▸ DATA SUPPLIED:

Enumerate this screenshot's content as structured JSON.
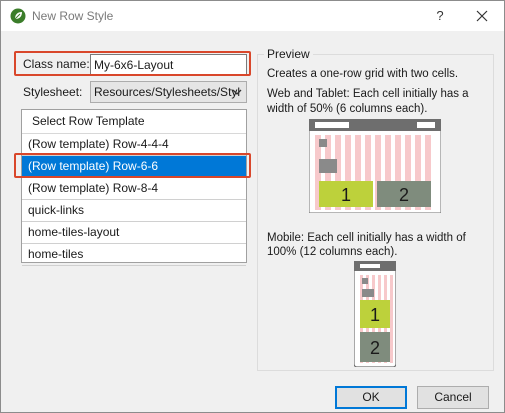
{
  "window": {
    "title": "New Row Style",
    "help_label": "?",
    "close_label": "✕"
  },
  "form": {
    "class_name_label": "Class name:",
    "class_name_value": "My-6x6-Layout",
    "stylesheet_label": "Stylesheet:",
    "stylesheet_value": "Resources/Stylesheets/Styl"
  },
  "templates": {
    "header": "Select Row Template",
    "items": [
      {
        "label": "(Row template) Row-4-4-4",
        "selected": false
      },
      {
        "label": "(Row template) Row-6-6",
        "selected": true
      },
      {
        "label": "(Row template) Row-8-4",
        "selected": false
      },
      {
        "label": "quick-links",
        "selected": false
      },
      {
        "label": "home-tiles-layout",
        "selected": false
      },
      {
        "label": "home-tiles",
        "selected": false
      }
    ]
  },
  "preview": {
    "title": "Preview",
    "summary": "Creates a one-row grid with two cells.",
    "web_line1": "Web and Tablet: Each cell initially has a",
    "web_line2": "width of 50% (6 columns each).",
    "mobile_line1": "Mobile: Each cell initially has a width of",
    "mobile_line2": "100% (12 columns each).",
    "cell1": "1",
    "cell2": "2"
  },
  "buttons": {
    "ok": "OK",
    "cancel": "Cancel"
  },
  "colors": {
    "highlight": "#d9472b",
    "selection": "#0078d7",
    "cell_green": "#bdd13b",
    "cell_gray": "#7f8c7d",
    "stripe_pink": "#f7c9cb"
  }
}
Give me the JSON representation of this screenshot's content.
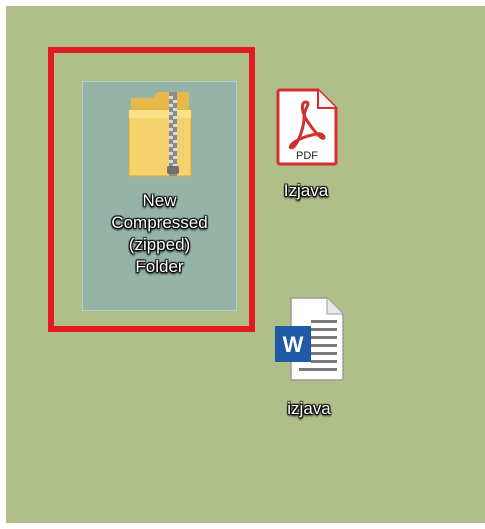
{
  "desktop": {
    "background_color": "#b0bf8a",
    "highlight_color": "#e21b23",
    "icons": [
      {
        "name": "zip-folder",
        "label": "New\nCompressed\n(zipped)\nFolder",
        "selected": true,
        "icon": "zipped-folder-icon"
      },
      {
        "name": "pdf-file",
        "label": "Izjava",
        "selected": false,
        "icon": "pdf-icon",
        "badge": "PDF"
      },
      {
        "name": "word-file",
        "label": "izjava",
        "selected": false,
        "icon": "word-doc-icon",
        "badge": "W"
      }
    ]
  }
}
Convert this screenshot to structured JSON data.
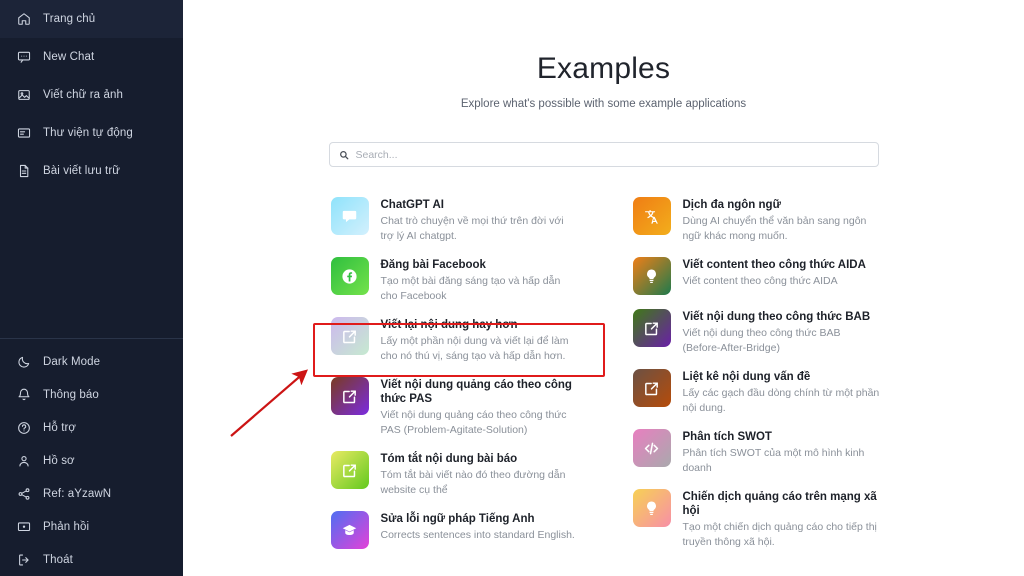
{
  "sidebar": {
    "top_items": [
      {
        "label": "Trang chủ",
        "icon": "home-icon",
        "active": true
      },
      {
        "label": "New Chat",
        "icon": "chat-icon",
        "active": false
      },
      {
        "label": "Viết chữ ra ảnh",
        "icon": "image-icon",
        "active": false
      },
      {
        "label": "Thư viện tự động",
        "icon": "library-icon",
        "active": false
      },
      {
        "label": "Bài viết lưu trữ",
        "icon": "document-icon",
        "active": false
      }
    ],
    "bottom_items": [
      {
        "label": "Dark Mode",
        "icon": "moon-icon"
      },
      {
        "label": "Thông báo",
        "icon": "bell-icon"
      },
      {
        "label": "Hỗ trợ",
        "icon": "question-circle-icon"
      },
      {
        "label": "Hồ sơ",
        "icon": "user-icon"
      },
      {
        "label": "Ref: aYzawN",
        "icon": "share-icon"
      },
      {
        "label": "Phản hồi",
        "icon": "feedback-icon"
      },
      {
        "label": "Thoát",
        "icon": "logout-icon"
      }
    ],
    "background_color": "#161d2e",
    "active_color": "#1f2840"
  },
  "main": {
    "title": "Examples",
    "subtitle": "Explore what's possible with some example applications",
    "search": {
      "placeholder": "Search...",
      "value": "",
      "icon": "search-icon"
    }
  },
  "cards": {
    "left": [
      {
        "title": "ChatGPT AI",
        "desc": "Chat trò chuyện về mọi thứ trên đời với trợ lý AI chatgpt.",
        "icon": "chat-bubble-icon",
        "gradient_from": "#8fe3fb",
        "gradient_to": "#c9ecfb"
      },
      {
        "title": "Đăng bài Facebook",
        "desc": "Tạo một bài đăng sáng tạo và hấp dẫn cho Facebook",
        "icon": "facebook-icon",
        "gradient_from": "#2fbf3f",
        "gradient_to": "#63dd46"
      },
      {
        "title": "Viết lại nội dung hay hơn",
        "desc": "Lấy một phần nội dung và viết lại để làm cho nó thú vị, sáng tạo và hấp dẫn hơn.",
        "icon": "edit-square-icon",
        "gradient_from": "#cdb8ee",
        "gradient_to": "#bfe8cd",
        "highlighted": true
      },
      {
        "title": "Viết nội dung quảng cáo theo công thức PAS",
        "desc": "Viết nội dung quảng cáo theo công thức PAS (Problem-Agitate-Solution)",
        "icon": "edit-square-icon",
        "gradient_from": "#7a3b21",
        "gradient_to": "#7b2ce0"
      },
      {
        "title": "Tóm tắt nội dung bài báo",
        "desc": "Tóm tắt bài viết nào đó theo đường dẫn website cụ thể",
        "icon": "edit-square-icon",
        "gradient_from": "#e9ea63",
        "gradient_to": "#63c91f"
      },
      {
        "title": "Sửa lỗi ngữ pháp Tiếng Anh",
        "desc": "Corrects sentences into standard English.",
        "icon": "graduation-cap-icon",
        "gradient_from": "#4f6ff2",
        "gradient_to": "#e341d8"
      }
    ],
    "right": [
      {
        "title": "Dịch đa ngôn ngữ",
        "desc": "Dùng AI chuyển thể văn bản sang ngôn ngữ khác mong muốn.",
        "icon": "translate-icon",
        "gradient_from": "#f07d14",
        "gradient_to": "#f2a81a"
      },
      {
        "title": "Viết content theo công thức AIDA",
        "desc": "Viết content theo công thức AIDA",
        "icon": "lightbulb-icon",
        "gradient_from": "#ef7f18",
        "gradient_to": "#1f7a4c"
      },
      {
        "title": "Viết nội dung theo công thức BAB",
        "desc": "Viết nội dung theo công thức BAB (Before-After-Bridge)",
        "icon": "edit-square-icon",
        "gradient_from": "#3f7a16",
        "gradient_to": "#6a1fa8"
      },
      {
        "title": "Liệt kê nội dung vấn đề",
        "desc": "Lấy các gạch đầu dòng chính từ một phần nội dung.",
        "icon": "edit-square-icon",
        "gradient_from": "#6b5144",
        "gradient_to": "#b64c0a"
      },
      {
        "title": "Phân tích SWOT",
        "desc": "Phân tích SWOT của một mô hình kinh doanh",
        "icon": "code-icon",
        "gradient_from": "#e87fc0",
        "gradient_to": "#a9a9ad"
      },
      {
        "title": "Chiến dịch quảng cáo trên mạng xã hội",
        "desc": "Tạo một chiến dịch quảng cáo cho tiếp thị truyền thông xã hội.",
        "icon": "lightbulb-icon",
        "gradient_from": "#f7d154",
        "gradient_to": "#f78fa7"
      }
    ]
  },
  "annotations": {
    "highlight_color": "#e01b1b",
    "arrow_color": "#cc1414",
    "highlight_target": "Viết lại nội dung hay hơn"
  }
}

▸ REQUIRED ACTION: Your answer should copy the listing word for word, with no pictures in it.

▸ TASK OUTPUT:
Enumerate this screenshot's content as structured JSON.
{
  "window": {
    "title": "New Row Style",
    "help_label": "?",
    "close_label": "✕"
  },
  "form": {
    "class_name_label": "Class name:",
    "class_name_value": "My-6x6-Layout",
    "stylesheet_label": "Stylesheet:",
    "stylesheet_value": "Resources/Stylesheets/Styl"
  },
  "templates": {
    "header": "Select Row Template",
    "items": [
      {
        "label": "(Row template) Row-4-4-4",
        "selected": false
      },
      {
        "label": "(Row template) Row-6-6",
        "selected": true
      },
      {
        "label": "(Row template) Row-8-4",
        "selected": false
      },
      {
        "label": "quick-links",
        "selected": false
      },
      {
        "label": "home-tiles-layout",
        "selected": false
      },
      {
        "label": "home-tiles",
        "selected": false
      }
    ]
  },
  "preview": {
    "title": "Preview",
    "summary": "Creates a one-row grid with two cells.",
    "web_line1": "Web and Tablet: Each cell initially has a",
    "web_line2": "width of 50% (6 columns each).",
    "mobile_line1": "Mobile: Each cell initially has a width of",
    "mobile_line2": "100% (12 columns each).",
    "cell1": "1",
    "cell2": "2"
  },
  "buttons": {
    "ok": "OK",
    "cancel": "Cancel"
  },
  "colors": {
    "highlight": "#d9472b",
    "selection": "#0078d7",
    "cell_green": "#bdd13b",
    "cell_gray": "#7f8c7d",
    "stripe_pink": "#f7c9cb"
  }
}
Give me the JSON representation of this screenshot's content.
{
  "desktop": {
    "background_color": "#b0bf8a",
    "highlight_color": "#e21b23",
    "icons": [
      {
        "name": "zip-folder",
        "label": "New\nCompressed\n(zipped)\nFolder",
        "selected": true,
        "icon": "zipped-folder-icon"
      },
      {
        "name": "pdf-file",
        "label": "Izjava",
        "selected": false,
        "icon": "pdf-icon",
        "badge": "PDF"
      },
      {
        "name": "word-file",
        "label": "izjava",
        "selected": false,
        "icon": "word-doc-icon",
        "badge": "W"
      }
    ]
  }
}
Convert this screenshot to structured JSON data.
{
  "sidebar": {
    "top_items": [
      {
        "label": "Trang chủ",
        "icon": "home-icon",
        "active": true
      },
      {
        "label": "New Chat",
        "icon": "chat-icon",
        "active": false
      },
      {
        "label": "Viết chữ ra ảnh",
        "icon": "image-icon",
        "active": false
      },
      {
        "label": "Thư viện tự động",
        "icon": "library-icon",
        "active": false
      },
      {
        "label": "Bài viết lưu trữ",
        "icon": "document-icon",
        "active": false
      }
    ],
    "bottom_items": [
      {
        "label": "Dark Mode",
        "icon": "moon-icon"
      },
      {
        "label": "Thông báo",
        "icon": "bell-icon"
      },
      {
        "label": "Hỗ trợ",
        "icon": "question-circle-icon"
      },
      {
        "label": "Hồ sơ",
        "icon": "user-icon"
      },
      {
        "label": "Ref: aYzawN",
        "icon": "share-icon"
      },
      {
        "label": "Phản hồi",
        "icon": "feedback-icon"
      },
      {
        "label": "Thoát",
        "icon": "logout-icon"
      }
    ],
    "background_color": "#161d2e",
    "active_color": "#1f2840"
  },
  "main": {
    "title": "Examples",
    "subtitle": "Explore what's possible with some example applications",
    "search": {
      "placeholder": "Search...",
      "value": "",
      "icon": "search-icon"
    }
  },
  "cards": {
    "left": [
      {
        "title": "ChatGPT AI",
        "desc": "Chat trò chuyện về mọi thứ trên đời với trợ lý AI chatgpt.",
        "icon": "chat-bubble-icon",
        "gradient_from": "#8fe3fb",
        "gradient_to": "#c9ecfb"
      },
      {
        "title": "Đăng bài Facebook",
        "desc": "Tạo một bài đăng sáng tạo và hấp dẫn cho Facebook",
        "icon": "facebook-icon",
        "gradient_from": "#2fbf3f",
        "gradient_to": "#63dd46"
      },
      {
        "title": "Viết lại nội dung hay hơn",
        "desc": "Lấy một phần nội dung và viết lại để làm cho nó thú vị, sáng tạo và hấp dẫn hơn.",
        "icon": "edit-square-icon",
        "gradient_from": "#cdb8ee",
        "gradient_to": "#bfe8cd",
        "highlighted": true
      },
      {
        "title": "Viết nội dung quảng cáo theo công thức PAS",
        "desc": "Viết nội dung quảng cáo theo công thức PAS (Problem-Agitate-Solution)",
        "icon": "edit-square-icon",
        "gradient_from": "#7a3b21",
        "gradient_to": "#7b2ce0"
      },
      {
        "title": "Tóm tắt nội dung bài báo",
        "desc": "Tóm tắt bài viết nào đó theo đường dẫn website cụ thể",
        "icon": "edit-square-icon",
        "gradient_from": "#e9ea63",
        "gradient_to": "#63c91f"
      },
      {
        "title": "Sửa lỗi ngữ pháp Tiếng Anh",
        "desc": "Corrects sentences into standard English.",
        "icon": "graduation-cap-icon",
        "gradient_from": "#4f6ff2",
        "gradient_to": "#e341d8"
      }
    ],
    "right": [
      {
        "title": "Dịch đa ngôn ngữ",
        "desc": "Dùng AI chuyển thể văn bản sang ngôn ngữ khác mong muốn.",
        "icon": "translate-icon",
        "gradient_from": "#f07d14",
        "gradient_to": "#f2a81a"
      },
      {
        "title": "Viết content theo công thức AIDA",
        "desc": "Viết content theo công thức AIDA",
        "icon": "lightbulb-icon",
        "gradient_from": "#ef7f18",
        "gradient_to": "#1f7a4c"
      },
      {
        "title": "Viết nội dung theo công thức BAB",
        "desc": "Viết nội dung theo công thức BAB (Before-After-Bridge)",
        "icon": "edit-square-icon",
        "gradient_from": "#3f7a16",
        "gradient_to": "#6a1fa8"
      },
      {
        "title": "Liệt kê nội dung vấn đề",
        "desc": "Lấy các gạch đầu dòng chính từ một phần nội dung.",
        "icon": "edit-square-icon",
        "gradient_from": "#6b5144",
        "gradient_to": "#b64c0a"
      },
      {
        "title": "Phân tích SWOT",
        "desc": "Phân tích SWOT của một mô hình kinh doanh",
        "icon": "code-icon",
        "gradient_from": "#e87fc0",
        "gradient_to": "#a9a9ad"
      },
      {
        "title": "Chiến dịch quảng cáo trên mạng xã hội",
        "desc": "Tạo một chiến dịch quảng cáo cho tiếp thị truyền thông xã hội.",
        "icon": "lightbulb-icon",
        "gradient_from": "#f7d154",
        "gradient_to": "#f78fa7"
      }
    ]
  },
  "annotations": {
    "highlight_color": "#e01b1b",
    "arrow_color": "#cc1414",
    "highlight_target": "Viết lại nội dung hay hơn"
  }
}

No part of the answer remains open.